Records from a data source:
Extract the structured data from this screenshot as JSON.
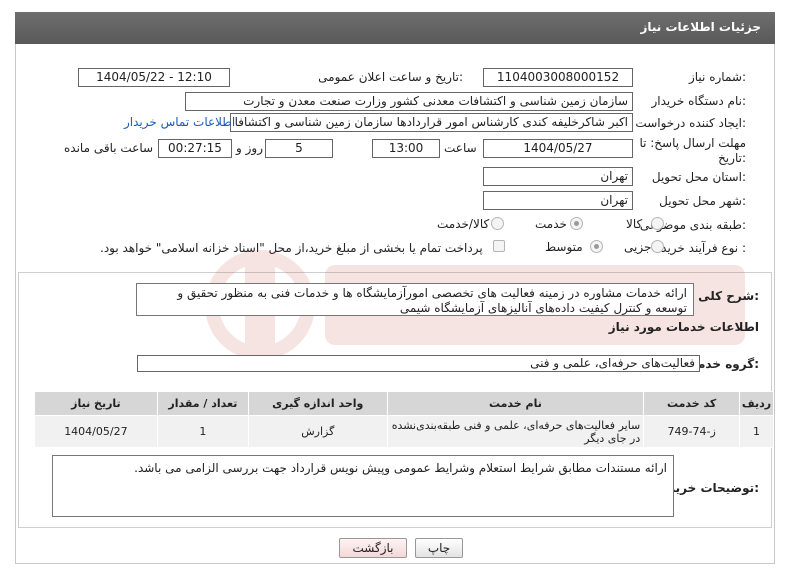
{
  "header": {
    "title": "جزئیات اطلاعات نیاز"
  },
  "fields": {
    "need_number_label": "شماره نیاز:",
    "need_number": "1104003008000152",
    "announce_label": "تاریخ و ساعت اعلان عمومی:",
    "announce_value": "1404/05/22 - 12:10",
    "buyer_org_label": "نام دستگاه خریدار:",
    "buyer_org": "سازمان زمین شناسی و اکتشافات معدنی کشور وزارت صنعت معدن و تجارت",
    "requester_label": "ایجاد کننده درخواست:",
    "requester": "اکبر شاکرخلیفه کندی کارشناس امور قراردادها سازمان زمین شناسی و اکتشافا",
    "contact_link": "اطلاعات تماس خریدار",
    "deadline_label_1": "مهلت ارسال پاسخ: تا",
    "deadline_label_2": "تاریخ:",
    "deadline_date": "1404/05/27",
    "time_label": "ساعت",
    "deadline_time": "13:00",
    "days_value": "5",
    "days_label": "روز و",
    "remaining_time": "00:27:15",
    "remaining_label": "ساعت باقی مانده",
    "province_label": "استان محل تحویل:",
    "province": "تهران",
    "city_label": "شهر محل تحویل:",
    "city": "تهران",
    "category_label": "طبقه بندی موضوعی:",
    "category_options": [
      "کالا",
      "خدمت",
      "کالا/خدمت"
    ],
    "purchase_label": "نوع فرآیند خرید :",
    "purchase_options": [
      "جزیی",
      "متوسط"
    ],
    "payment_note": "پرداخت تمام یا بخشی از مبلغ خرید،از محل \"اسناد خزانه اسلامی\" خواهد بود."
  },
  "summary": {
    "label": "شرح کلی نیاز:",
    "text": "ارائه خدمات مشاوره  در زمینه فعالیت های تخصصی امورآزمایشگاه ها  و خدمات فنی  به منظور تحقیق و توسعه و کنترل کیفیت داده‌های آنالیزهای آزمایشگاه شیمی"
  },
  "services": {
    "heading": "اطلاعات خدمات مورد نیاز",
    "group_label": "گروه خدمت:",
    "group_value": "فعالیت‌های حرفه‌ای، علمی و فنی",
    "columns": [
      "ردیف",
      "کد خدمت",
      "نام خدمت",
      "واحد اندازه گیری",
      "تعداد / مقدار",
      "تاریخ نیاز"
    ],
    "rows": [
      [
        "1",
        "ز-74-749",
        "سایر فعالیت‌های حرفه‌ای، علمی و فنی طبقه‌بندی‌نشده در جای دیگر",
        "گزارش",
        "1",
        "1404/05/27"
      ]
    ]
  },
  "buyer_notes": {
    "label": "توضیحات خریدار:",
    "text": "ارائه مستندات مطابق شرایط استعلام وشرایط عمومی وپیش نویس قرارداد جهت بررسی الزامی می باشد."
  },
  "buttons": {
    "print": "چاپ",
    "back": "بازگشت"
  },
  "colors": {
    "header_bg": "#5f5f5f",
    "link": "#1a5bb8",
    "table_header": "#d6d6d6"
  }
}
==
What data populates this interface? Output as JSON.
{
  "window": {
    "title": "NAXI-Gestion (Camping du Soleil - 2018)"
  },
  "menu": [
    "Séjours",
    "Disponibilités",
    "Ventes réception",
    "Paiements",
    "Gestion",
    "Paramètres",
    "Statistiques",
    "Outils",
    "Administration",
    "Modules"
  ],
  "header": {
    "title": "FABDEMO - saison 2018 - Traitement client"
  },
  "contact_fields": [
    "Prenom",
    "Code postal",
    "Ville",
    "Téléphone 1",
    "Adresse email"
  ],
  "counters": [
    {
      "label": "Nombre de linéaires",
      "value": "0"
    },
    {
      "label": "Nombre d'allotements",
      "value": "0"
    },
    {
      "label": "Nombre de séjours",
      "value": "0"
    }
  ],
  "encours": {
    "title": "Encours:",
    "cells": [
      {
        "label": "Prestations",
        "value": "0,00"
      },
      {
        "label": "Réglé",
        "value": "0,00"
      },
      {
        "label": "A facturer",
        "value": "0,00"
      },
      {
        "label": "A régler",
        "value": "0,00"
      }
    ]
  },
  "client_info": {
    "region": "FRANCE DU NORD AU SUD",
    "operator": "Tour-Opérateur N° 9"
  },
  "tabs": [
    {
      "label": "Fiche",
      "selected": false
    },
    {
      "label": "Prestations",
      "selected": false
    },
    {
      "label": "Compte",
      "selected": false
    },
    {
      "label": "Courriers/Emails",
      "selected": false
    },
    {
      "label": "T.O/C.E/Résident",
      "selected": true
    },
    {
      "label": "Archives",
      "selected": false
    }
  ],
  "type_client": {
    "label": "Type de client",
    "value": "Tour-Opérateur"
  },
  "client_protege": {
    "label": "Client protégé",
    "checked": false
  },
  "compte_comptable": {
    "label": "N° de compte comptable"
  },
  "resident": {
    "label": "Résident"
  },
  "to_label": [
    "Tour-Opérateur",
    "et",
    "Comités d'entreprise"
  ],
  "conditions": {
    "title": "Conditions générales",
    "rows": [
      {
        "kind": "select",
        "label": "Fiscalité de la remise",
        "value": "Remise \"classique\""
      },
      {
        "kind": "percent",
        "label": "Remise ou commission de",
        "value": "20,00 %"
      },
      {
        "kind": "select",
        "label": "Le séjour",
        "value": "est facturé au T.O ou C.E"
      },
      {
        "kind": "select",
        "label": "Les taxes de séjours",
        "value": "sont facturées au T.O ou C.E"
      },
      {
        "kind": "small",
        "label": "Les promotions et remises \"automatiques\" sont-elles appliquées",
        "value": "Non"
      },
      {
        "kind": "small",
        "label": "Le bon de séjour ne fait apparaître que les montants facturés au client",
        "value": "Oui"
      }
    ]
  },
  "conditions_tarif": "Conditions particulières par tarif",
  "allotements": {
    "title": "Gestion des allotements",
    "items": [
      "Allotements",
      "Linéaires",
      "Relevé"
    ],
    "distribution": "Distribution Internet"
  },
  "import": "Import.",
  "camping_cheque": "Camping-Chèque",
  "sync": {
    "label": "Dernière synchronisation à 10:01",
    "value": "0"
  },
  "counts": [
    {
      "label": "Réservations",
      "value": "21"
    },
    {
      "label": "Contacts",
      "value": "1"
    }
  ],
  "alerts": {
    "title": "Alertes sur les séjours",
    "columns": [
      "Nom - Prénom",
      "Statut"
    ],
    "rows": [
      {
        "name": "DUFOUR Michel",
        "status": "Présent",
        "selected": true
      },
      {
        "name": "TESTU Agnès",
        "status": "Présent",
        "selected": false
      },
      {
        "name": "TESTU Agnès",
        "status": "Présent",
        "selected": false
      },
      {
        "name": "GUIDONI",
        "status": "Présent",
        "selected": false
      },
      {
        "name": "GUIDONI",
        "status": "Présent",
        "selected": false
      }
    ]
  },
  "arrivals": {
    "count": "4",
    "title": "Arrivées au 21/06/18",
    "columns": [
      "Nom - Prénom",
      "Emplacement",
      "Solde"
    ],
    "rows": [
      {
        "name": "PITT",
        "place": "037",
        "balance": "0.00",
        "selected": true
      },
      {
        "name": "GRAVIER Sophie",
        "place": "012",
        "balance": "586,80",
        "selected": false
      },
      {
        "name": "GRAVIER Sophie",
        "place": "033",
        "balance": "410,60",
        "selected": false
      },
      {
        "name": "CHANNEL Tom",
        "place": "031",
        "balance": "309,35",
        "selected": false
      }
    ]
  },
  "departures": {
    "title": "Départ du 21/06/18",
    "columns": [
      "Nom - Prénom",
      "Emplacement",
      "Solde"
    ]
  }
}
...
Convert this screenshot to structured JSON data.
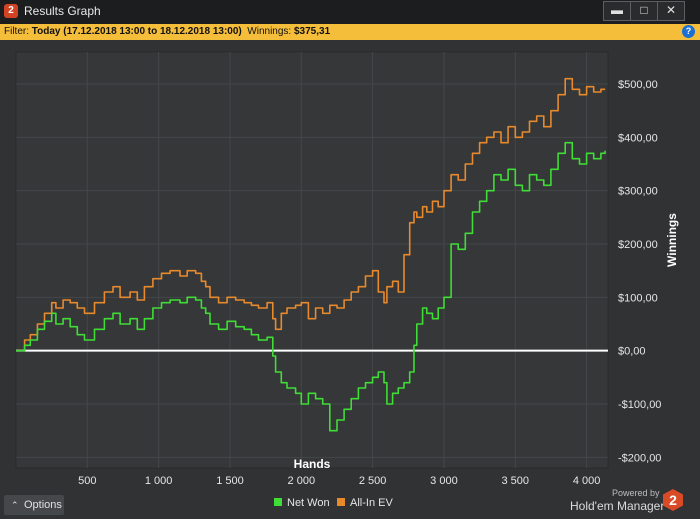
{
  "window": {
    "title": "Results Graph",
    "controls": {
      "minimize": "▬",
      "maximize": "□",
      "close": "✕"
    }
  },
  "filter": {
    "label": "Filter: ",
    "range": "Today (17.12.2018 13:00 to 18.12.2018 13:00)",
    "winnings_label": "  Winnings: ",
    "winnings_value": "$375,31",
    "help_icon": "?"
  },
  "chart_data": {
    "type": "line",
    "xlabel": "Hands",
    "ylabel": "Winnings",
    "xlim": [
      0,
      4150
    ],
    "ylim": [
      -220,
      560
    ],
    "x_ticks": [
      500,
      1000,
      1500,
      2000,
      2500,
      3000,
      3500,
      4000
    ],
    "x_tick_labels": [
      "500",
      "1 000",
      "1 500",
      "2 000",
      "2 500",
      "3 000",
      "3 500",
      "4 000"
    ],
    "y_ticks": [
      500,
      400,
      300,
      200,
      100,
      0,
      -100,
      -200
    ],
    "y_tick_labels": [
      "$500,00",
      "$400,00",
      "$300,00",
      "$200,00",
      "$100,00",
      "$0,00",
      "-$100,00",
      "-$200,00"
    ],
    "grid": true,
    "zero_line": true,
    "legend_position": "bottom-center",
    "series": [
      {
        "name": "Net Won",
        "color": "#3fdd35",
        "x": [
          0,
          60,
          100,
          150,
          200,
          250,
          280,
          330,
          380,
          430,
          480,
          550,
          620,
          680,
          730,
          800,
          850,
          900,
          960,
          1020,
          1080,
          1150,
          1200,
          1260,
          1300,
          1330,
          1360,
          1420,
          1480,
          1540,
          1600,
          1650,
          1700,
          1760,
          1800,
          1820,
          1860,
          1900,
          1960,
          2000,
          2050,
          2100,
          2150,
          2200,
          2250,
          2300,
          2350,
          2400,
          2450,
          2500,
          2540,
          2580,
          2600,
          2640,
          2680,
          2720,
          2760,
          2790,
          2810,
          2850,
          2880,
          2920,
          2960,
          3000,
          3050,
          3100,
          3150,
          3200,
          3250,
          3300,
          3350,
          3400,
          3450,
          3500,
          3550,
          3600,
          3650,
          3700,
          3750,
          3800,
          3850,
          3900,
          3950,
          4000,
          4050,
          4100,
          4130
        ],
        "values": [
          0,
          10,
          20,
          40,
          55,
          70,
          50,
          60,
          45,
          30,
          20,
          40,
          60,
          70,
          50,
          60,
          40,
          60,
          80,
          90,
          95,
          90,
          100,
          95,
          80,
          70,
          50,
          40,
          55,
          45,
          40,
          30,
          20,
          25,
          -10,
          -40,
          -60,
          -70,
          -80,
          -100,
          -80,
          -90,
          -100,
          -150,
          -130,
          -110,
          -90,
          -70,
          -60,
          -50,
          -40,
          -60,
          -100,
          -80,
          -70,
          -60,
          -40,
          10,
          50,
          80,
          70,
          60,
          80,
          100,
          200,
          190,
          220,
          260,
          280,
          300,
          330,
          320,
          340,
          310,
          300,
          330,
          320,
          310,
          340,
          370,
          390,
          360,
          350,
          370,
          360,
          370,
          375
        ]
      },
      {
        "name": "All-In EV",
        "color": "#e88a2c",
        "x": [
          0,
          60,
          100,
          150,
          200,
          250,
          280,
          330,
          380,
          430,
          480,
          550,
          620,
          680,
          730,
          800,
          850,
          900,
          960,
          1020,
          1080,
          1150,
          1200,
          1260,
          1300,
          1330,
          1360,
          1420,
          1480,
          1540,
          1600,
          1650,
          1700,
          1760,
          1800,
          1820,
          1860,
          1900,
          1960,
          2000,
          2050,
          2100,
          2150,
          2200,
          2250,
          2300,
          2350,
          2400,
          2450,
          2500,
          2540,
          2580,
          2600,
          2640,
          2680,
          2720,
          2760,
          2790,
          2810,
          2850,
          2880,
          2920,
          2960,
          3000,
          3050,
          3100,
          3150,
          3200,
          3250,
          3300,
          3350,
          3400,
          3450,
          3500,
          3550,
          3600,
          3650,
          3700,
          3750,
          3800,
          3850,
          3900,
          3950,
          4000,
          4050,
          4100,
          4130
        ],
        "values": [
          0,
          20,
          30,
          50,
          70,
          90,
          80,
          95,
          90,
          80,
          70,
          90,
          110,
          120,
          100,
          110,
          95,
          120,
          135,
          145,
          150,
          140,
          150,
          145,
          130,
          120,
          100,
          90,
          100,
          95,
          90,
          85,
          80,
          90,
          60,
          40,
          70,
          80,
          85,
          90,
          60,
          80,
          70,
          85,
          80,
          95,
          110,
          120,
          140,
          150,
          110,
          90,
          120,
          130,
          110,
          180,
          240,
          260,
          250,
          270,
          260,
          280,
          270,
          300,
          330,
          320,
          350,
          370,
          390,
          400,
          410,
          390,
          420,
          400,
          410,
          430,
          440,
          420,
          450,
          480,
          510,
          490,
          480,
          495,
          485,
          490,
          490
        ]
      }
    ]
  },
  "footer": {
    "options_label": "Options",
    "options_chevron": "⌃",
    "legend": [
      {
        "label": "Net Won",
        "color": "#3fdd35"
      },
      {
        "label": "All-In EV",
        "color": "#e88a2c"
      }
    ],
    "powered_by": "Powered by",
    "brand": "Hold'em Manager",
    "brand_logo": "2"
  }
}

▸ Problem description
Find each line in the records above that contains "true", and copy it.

▸ Answer box
      "selected": true
        "selected": true
        "selected": true
    "grid": true,
    "zero_line": true,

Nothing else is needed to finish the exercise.